Numbers are copyrighted?

I just read on Planet Blue Obelisk Peter's disturbing news (via Suber) that Wiley thinks it can copyright a set of numbers (also known as data). That is a sad milestone in scientific publishing. It reminds me of the recent internet hype about a long number recently flooding the internet (and notably del.icio.us) related to watching DVDs you legally bought. Some details can be found in this Linux Weekly News article on How Debian packages a number.

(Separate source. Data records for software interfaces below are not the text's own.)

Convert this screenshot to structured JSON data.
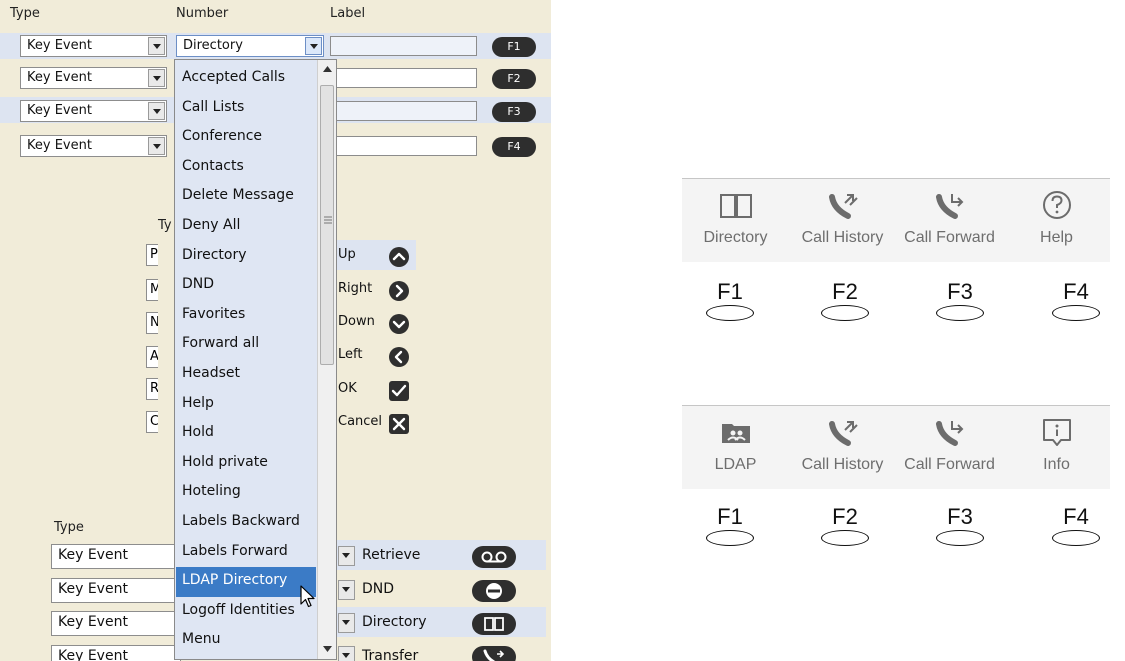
{
  "config": {
    "headers": {
      "type": "Type",
      "number": "Number",
      "label": "Label"
    },
    "top_rows": [
      {
        "type": "Key Event",
        "number": "Directory",
        "fkey": "F1"
      },
      {
        "type": "Key Event",
        "fkey": "F2"
      },
      {
        "type": "Key Event",
        "fkey": "F3"
      },
      {
        "type": "Key Event",
        "fkey": "F4"
      }
    ],
    "nav_section": {
      "type_header_fragment": "Ty",
      "stub_letters": [
        "P",
        "M",
        "N",
        "A",
        "R",
        "C"
      ],
      "labels": [
        "Up",
        "Right",
        "Down",
        "Left",
        "OK",
        "Cancel"
      ],
      "icons": [
        "chevron-up-icon",
        "chevron-right-icon",
        "chevron-down-icon",
        "chevron-left-icon",
        "checkmark-icon",
        "x-mark-icon"
      ]
    },
    "bottom_section": {
      "type_header": "Type",
      "rows": [
        {
          "type": "Key Event",
          "label": "Retrieve",
          "icon": "voicemail-icon"
        },
        {
          "type": "Key Event",
          "label": "DND",
          "icon": "minus-circle-icon"
        },
        {
          "type": "Key Event",
          "label": "Directory",
          "icon": "book-icon"
        },
        {
          "type": "Key Event",
          "label": "Transfer",
          "icon": "phone-forward-icon"
        }
      ]
    },
    "dropdown": {
      "options": [
        "Accepted Calls",
        "Call Lists",
        "Conference",
        "Contacts",
        "Delete Message",
        "Deny All",
        "Directory",
        "DND",
        "Favorites",
        "Forward all",
        "Headset",
        "Help",
        "Hold",
        "Hold private",
        "Hoteling",
        "Labels Backward",
        "Labels Forward",
        "LDAP Directory",
        "Logoff Identities",
        "Menu"
      ],
      "selected": "LDAP Directory"
    }
  },
  "phone": {
    "screen1": {
      "softkeys": [
        {
          "label": "Directory",
          "icon": "book-icon"
        },
        {
          "label": "Call History",
          "icon": "call-history-icon"
        },
        {
          "label": "Call Forward",
          "icon": "call-forward-icon"
        },
        {
          "label": "Help",
          "icon": "help-icon"
        }
      ],
      "fkeys": [
        "F1",
        "F2",
        "F3",
        "F4"
      ]
    },
    "screen2": {
      "softkeys": [
        {
          "label": "LDAP",
          "icon": "ldap-folder-icon"
        },
        {
          "label": "Call History",
          "icon": "call-history-icon"
        },
        {
          "label": "Call Forward",
          "icon": "call-forward-icon"
        },
        {
          "label": "Info",
          "icon": "info-icon"
        }
      ],
      "fkeys": [
        "F1",
        "F2",
        "F3",
        "F4"
      ]
    }
  },
  "colors": {
    "panel_bg": "#f1ecd9",
    "row_highlight": "#dde4f1",
    "dropdown_bg": "#dfe6f3",
    "selection": "#3b7bc6",
    "key_dark": "#2e2e2e",
    "softkey_text": "#6e6e6e"
  }
}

Interestingly, this is really not problems just regarding commercial publishers, or closed access publishing or so. Yesterday, Christoph and I working on getting the NMR spectrum text mining going in Bioclipse again for the workshop, we noticed that the open access Beilstein Journal of Organic Chemistry, does not make Open Data reality either: the experimental sections are generally (all?) excluded from the main text in HTML and obscured in .doc files in the supplementary information. BTW, this makes me wonder if organic chemists still consider the experimental properties of molecules novel science.